Saturday, January 27, 2018

Super Blue Blood Moon Lunar Eclipse On January 31, 2018

Super Blue Blood Moon


A Super Blue Blood Moon lunar eclipse will occur during the predawn hours on Wednesday, January 31, 2018.

This once-in-a-lifetime astronomical event hasn't happened in 150 years because it is very rare for a Blood Moon lunar eclipse to occur on the same night as a Blue Moon.


What time is the Super Blue Blood Moon Lunar Eclipse?

Eastern Time Zone: 6:45 a.m. - 7:00 a.m ET
Central Time Zone: 6:15 a.m - 6:30 a.m. CT
Mountain Time Zone: 6:00 a.m - 7:00 a.m. MT
Pacific Time Zone: 5:00 a.m. - 6:00 a.m. PT

The Blue Moon will start to enter the outer part of Earth’s shadow at 5:51 a.m. Eastern Time / 4:51 a.m Central Time, but the start of the lunar eclipse won't be very noticeable to people in the eastern half of the United States.

Viewers in California, Oregon, Washington and western Canada will see a change at the very beginning of the lunar eclipse at 3:48 a.m. Pacific Time.



Where to watch the Super Blue Blood Moon Lunar Eclipse:

The lunar eclipse will occur just before the moon sets in the west. So a clear view of the western horizon is key to watching this lunar eclipse.

Why Is It Called A Super Blue Blood Moon Lunar Eclipse?

Total lunar eclipses are referred to as "Blood Moons" because they often appear dark red in color.  For a total lunar eclipse to happen, the Moon must be full, which means it is directly opposite the Sun, with Earth in between. The reddish appearance of the Moon is caused by the Earth's atmosphere filtering out blue light from the sunlight that reaches the Moon.

A Super Moon occurs because the Moon is in an elliptical orbit around the Earth.  When the Moon is closest, it is at its orbital perigee, which is why a Super Moon is also known as a Perigee Moon.

Blue Moons occur when there is a second full moon in a calendar month or when a season has four full moons.  Full moons are separated by 29 days but seasons are 88 to 92 days long - so it is possible to fit four full moons into a single season. This happens just over two-and-a-half years, on average. When there are four full moons in a season, the third full moon is considered a Blue Moon.

This is why the phrase "Once in a Blue Moon" is commonly known to mean something rare and offbeat because of the rare occurrence of a Blue Moon.



Will the 2018 Super Blue Blood Moon look blue?

The date of a full moon doesn't affect the full moon's color.  The Full Moon on Wednesday, January 31, 2018, will appear pearly-gray to most locations on Earth before and after the lunar eclipse.

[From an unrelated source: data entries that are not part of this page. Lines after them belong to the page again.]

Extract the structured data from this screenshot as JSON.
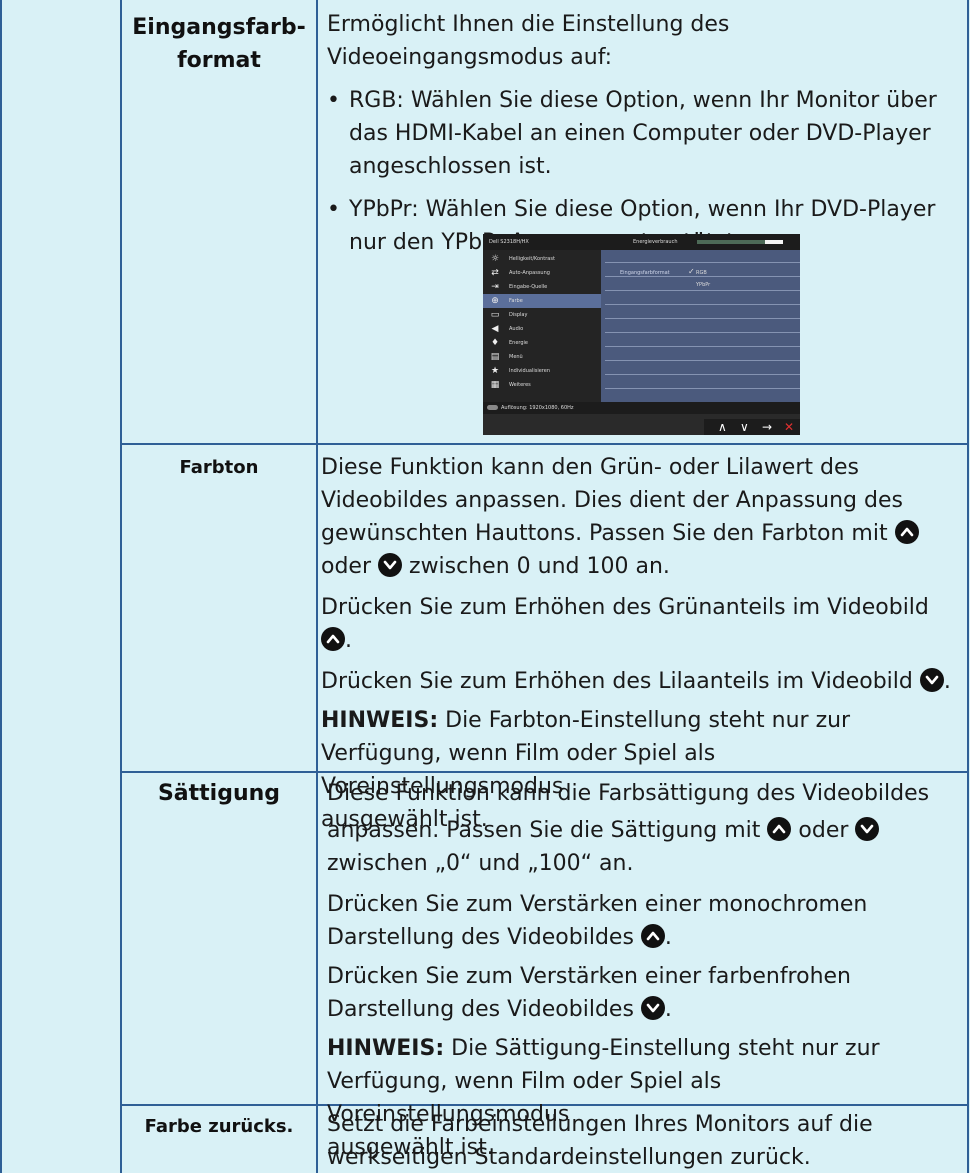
{
  "rows": [
    {
      "term": "Eingangsfarb-format",
      "term_line1": "Eingangsfarb-",
      "term_line2": "format",
      "intro1": "Ermöglicht Ihnen die Einstellung des",
      "intro2": "Videoeingangsmodus auf:",
      "bullet1": [
        "RGB: Wählen Sie diese Option, wenn Ihr Monitor über",
        "das HDMI-Kabel an einen Computer oder DVD-Player",
        "angeschlossen ist."
      ],
      "bullet2": [
        "YPbPr: Wählen Sie diese Option, wenn Ihr DVD-Player",
        "nur den YPbPr-Ausgang unterstützt."
      ]
    },
    {
      "term": "Farbton",
      "lines": [
        "Diese Funktion kann den Grün- oder Lilawert des",
        "Videobildes anpassen. Dies dient der Anpassung des",
        "gewünschten Hauttons. Passen Sie den Farbton mit",
        "oder",
        "zwischen 0 und 100 an."
      ],
      "green": "Drücken Sie zum Erhöhen des Grünanteils im Videobild",
      "lila": "Drücken Sie zum Erhöhen des Lilaanteils im Videobild",
      "note_label": "HINWEIS:",
      "note": [
        " Die Farbton-Einstellung steht nur zur",
        "Verfügung, wenn Film oder Spiel als Voreinstellungsmodus",
        "ausgewählt ist."
      ]
    },
    {
      "term": "Sättigung",
      "lines": [
        "Diese Funktion kann die Farbsättigung des Videobildes",
        "anpassen. Passen Sie die Sättigung mit",
        "oder",
        "zwischen „0“ und „100“ an."
      ],
      "mono": [
        "Drücken Sie zum Verstärken einer monochromen",
        "Darstellung des Videobildes"
      ],
      "vivid": [
        "Drücken Sie zum Verstärken einer farbenfrohen",
        "Darstellung des Videobildes"
      ],
      "note_label": "HINWEIS:",
      "note": [
        " Die Sättigung-Einstellung steht nur zur",
        "Verfügung, wenn Film oder Spiel als Voreinstellungsmodus",
        "ausgewählt ist."
      ]
    },
    {
      "term": "Farbe zurücks.",
      "lines": [
        "Setzt die Farbeinstellungen Ihres Monitors auf die",
        "werkseitigen Standardeinstellungen zurück."
      ]
    }
  ],
  "osd": {
    "model": "Dell S2318H/HX",
    "energy_label": "Energieverbrauch",
    "menu": [
      "Helligkeit/Kontrast",
      "Auto-Anpassung",
      "Eingabe-Quelle",
      "Farbe",
      "Display",
      "Audio",
      "Energie",
      "Menü",
      "Individualisieren",
      "Weiteres"
    ],
    "menu_icons": [
      "sun-icon",
      "auto-adjust-icon",
      "input-source-icon",
      "color-icon",
      "display-icon",
      "audio-icon",
      "energy-icon",
      "menu-icon",
      "star-icon",
      "others-icon"
    ],
    "setting_label": "Eingangsfarbformat",
    "options": [
      "RGB",
      "YPbPr"
    ],
    "checked": "✓",
    "resolution": "Auflösung: 1920x1080, 60Hz",
    "nav": [
      "∧",
      "∨",
      "→",
      "✕"
    ]
  },
  "colors": {
    "background": "#d9f1f6",
    "border": "#2f5f96"
  }
}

According to NASA, the key to a moon appearing blue is to have lots of particles slightly wider than the wavelength of red light (0.7 micron) and no other sizes present in the air.  This is rare, but volcanoes sometimes produce such clouds, as do forest fires.

Humans saw blue moons almost every night when the Krakatoa volcano exploded in 1883 with the force of a 100-megaton nuclear bomb. Plumes of ash rose to the very top of Earth's atmosphere.

Some of those ash-clouds were filled with particles about 1 micron wide - just the right size to strongly scatter red light while allowing other colors to pass.

White moonbeams shining through the clouds emerged blue, and sometimes green.

People also saw blue-colored Moons in 1983 after the eruption of the El Chichon volcano in Mexico. And there are reports of blue Moons caused by Mt. St. Helens in 1980 and Mount Pinatubo in 1991.